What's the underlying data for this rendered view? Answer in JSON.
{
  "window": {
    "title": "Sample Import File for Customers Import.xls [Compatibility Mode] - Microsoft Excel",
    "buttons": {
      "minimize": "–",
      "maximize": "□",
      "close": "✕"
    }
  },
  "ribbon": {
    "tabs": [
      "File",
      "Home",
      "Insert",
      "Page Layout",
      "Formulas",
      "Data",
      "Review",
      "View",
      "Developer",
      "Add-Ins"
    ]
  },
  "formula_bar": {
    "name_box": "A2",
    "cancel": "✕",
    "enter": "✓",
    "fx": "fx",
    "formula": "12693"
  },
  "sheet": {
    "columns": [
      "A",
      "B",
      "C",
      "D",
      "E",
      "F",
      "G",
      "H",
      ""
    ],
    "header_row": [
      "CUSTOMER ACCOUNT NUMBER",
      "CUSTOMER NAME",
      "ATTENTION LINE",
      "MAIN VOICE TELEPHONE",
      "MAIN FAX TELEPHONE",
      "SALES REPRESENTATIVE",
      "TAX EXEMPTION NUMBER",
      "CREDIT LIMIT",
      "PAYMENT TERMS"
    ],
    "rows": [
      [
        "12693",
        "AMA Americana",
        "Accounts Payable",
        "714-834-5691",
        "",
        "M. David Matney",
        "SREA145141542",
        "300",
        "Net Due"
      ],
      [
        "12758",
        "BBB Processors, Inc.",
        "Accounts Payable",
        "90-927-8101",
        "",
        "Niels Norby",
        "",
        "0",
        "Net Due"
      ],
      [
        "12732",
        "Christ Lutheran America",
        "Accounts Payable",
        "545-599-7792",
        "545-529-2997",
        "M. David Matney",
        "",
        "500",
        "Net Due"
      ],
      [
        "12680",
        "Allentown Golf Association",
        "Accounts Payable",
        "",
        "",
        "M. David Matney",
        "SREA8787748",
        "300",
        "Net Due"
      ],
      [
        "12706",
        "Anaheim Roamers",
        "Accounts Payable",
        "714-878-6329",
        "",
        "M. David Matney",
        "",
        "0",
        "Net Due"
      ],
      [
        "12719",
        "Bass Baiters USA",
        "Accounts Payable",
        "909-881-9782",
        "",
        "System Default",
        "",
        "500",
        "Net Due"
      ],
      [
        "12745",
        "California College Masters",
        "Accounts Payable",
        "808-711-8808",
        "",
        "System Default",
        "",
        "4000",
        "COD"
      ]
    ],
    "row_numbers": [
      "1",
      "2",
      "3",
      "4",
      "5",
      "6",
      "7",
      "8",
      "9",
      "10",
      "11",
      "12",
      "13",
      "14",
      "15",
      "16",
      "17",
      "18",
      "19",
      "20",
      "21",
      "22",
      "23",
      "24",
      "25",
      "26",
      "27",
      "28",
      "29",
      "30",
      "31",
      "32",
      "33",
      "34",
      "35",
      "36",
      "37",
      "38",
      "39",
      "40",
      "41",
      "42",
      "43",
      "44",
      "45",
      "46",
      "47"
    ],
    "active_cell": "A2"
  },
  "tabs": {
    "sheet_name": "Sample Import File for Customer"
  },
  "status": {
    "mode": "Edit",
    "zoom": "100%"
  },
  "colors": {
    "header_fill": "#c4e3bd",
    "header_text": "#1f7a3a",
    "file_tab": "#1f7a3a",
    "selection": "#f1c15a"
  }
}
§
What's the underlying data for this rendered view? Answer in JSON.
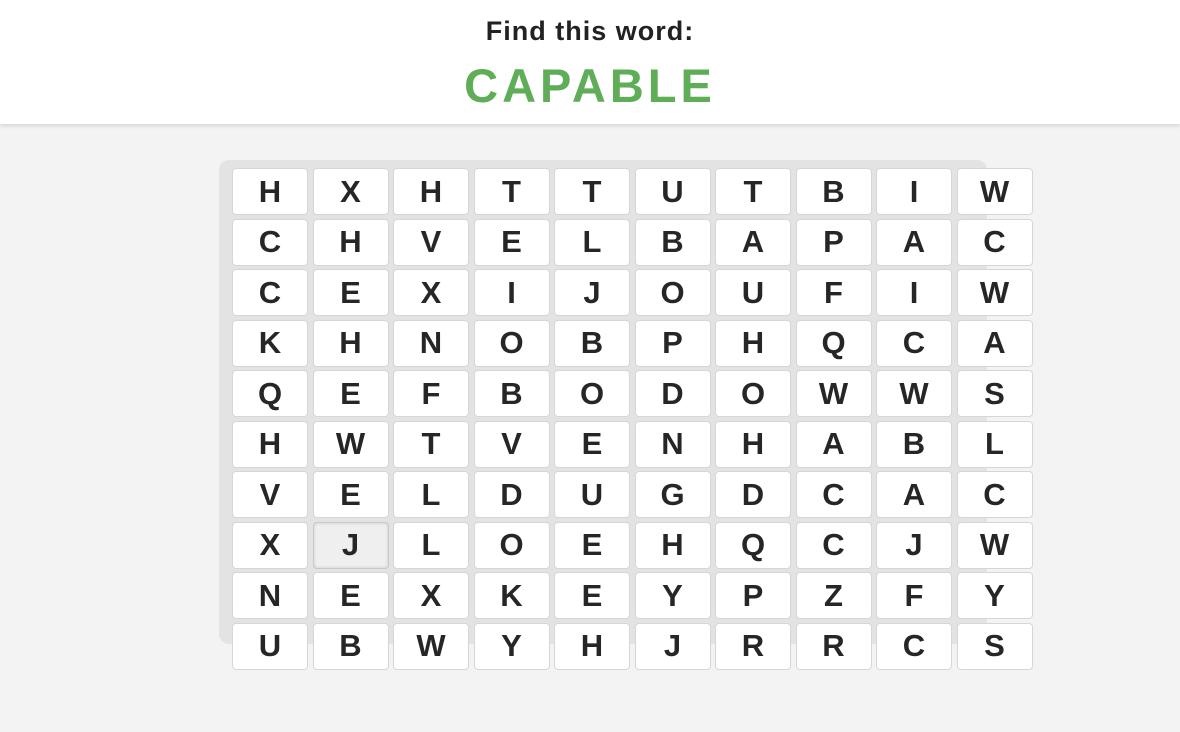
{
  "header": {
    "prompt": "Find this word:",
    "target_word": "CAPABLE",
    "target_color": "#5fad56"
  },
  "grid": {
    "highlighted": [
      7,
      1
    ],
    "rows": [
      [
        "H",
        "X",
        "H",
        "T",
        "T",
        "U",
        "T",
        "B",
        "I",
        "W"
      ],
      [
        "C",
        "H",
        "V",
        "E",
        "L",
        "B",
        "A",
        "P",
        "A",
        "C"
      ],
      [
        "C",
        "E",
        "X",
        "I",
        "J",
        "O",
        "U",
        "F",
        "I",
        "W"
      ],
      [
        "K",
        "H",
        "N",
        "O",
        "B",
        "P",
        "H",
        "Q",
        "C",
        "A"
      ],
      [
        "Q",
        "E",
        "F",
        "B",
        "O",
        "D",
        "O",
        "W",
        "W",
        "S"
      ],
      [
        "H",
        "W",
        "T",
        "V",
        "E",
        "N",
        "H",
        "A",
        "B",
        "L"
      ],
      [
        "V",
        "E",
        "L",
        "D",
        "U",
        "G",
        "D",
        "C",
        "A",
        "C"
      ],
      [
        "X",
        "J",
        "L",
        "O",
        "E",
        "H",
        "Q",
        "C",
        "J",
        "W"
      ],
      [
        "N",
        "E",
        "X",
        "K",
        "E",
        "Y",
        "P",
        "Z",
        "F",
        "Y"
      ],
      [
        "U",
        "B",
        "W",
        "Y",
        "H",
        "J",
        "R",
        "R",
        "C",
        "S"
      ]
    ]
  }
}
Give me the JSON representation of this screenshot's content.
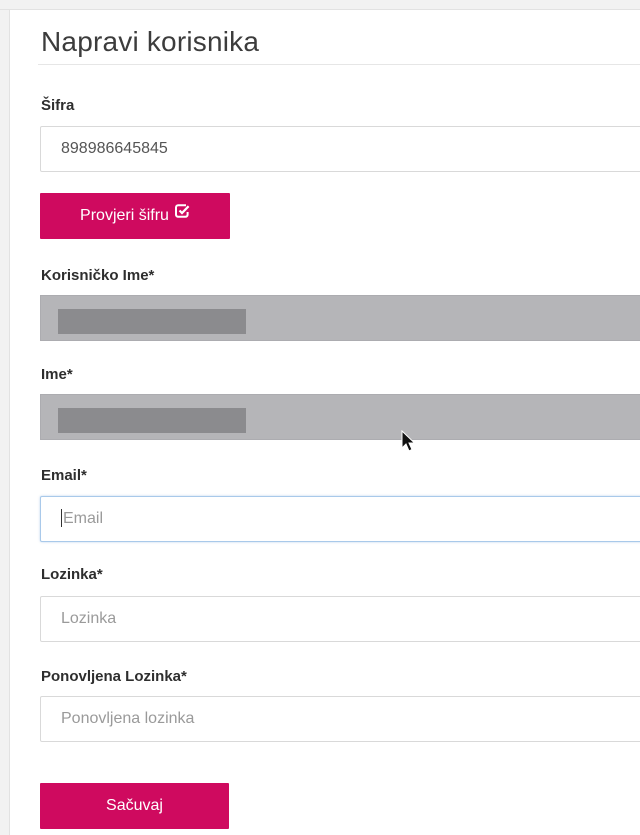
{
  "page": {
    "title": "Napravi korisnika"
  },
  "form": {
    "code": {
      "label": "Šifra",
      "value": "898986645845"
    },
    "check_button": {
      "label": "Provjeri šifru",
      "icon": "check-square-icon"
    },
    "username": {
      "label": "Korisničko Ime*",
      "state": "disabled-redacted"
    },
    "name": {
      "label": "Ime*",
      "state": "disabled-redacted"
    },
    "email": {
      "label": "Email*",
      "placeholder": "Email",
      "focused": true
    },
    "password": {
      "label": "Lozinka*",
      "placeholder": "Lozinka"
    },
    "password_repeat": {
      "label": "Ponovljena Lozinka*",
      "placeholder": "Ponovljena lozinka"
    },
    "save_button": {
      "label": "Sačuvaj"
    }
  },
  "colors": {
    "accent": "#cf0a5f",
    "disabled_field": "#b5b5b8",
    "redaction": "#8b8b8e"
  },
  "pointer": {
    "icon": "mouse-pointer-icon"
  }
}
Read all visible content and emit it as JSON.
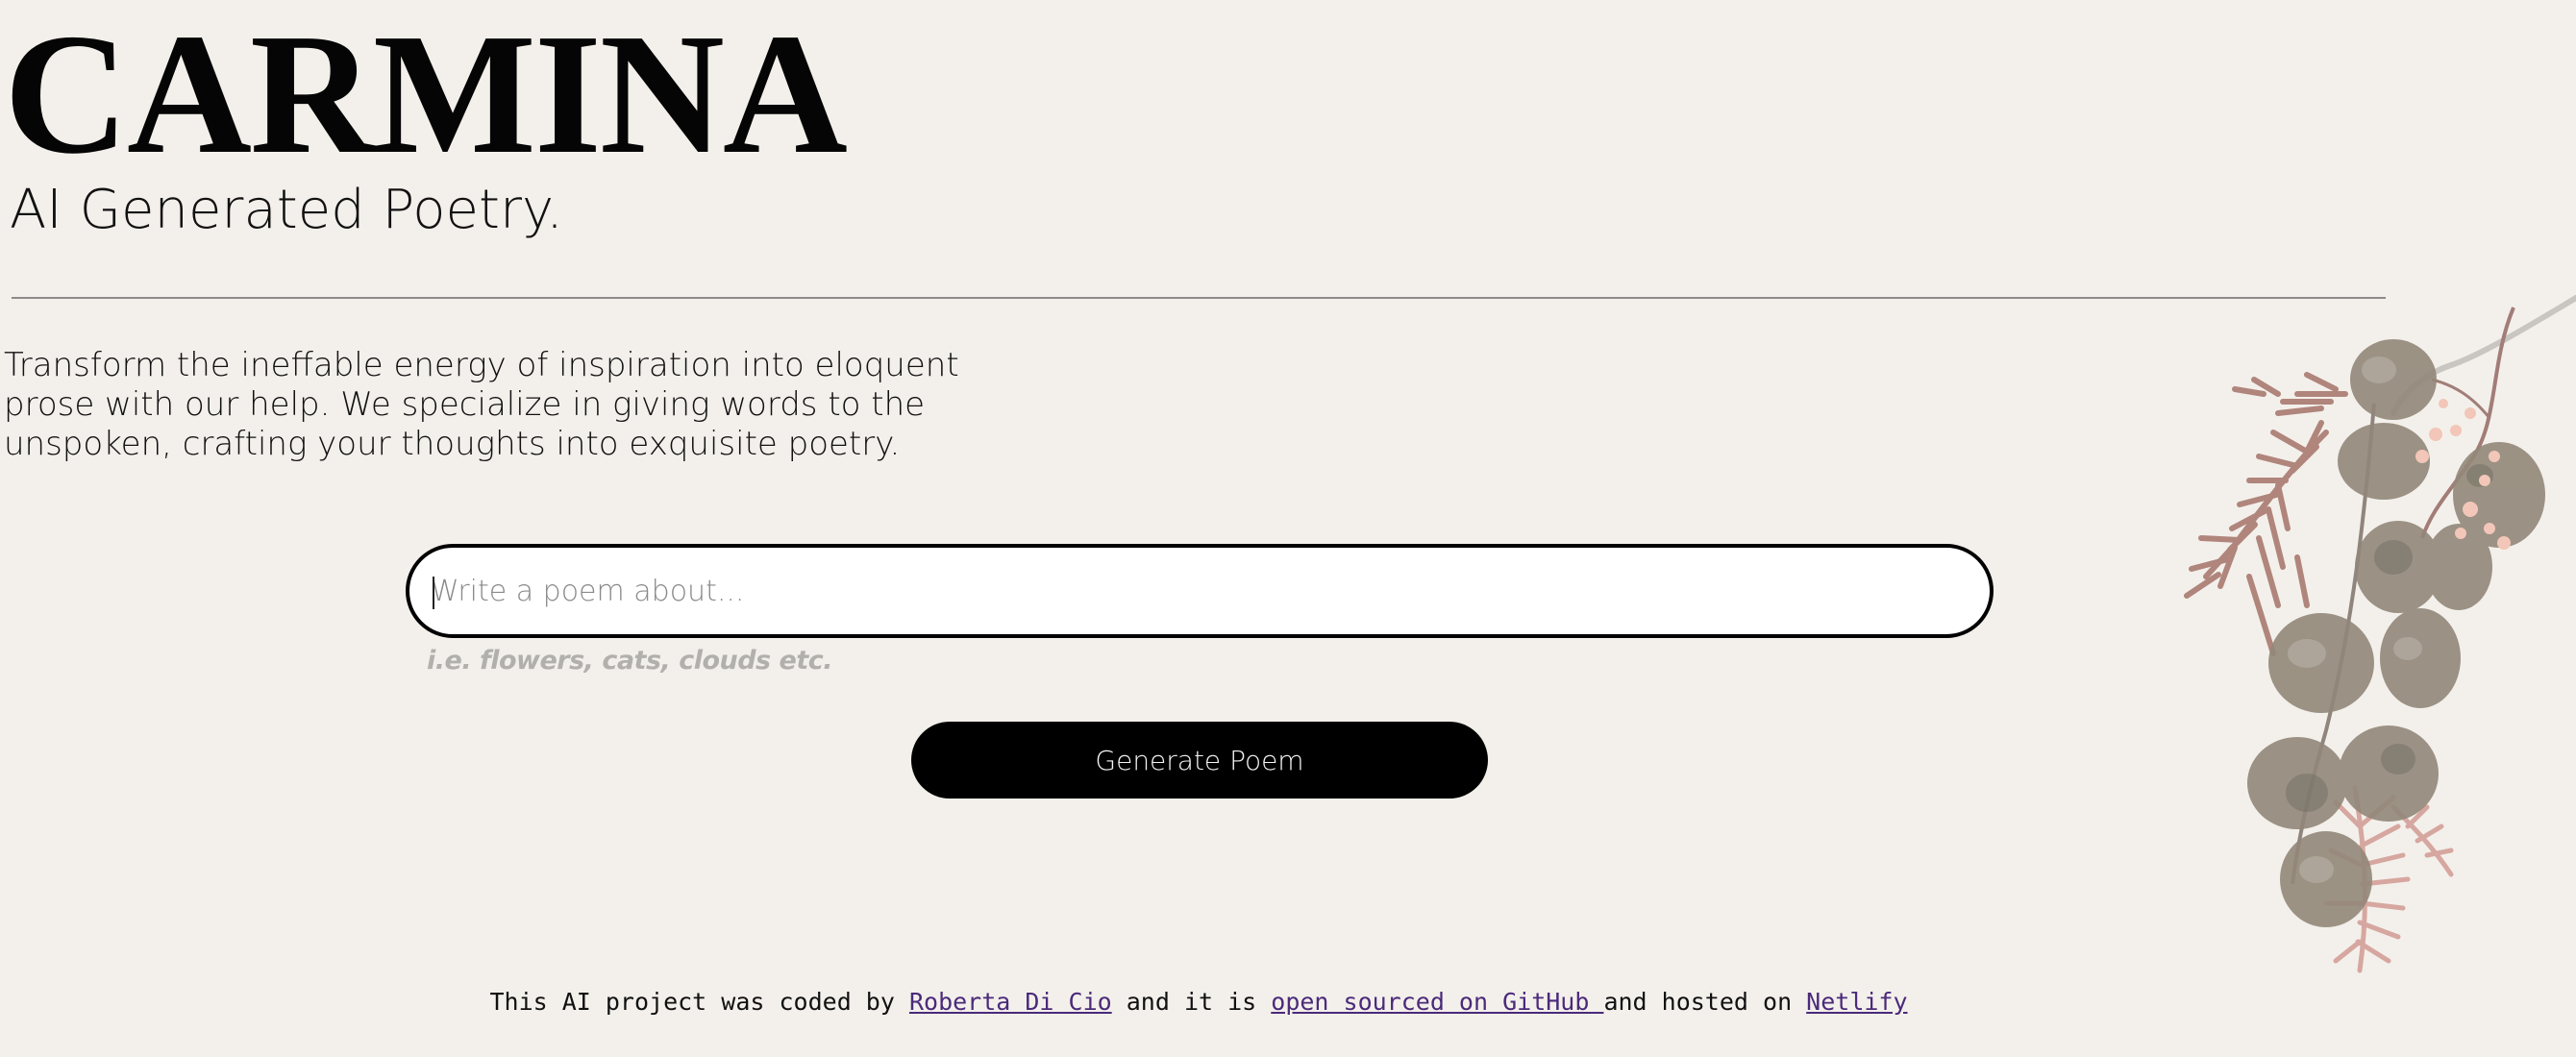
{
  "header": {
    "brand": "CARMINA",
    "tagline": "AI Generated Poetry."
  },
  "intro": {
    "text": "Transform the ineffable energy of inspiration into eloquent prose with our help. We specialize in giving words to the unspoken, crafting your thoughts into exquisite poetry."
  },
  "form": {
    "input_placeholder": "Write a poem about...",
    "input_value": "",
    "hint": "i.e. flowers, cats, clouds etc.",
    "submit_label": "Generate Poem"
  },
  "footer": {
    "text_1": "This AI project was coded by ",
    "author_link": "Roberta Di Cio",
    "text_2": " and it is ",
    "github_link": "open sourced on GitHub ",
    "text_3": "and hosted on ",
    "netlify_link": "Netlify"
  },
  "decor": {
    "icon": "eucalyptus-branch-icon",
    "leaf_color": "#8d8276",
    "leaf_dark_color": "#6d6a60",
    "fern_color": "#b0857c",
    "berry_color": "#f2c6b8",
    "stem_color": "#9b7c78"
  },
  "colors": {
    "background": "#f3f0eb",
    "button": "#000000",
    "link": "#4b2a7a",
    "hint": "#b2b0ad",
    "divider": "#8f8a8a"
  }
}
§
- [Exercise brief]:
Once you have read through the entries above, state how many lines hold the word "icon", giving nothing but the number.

- [Output below]:
3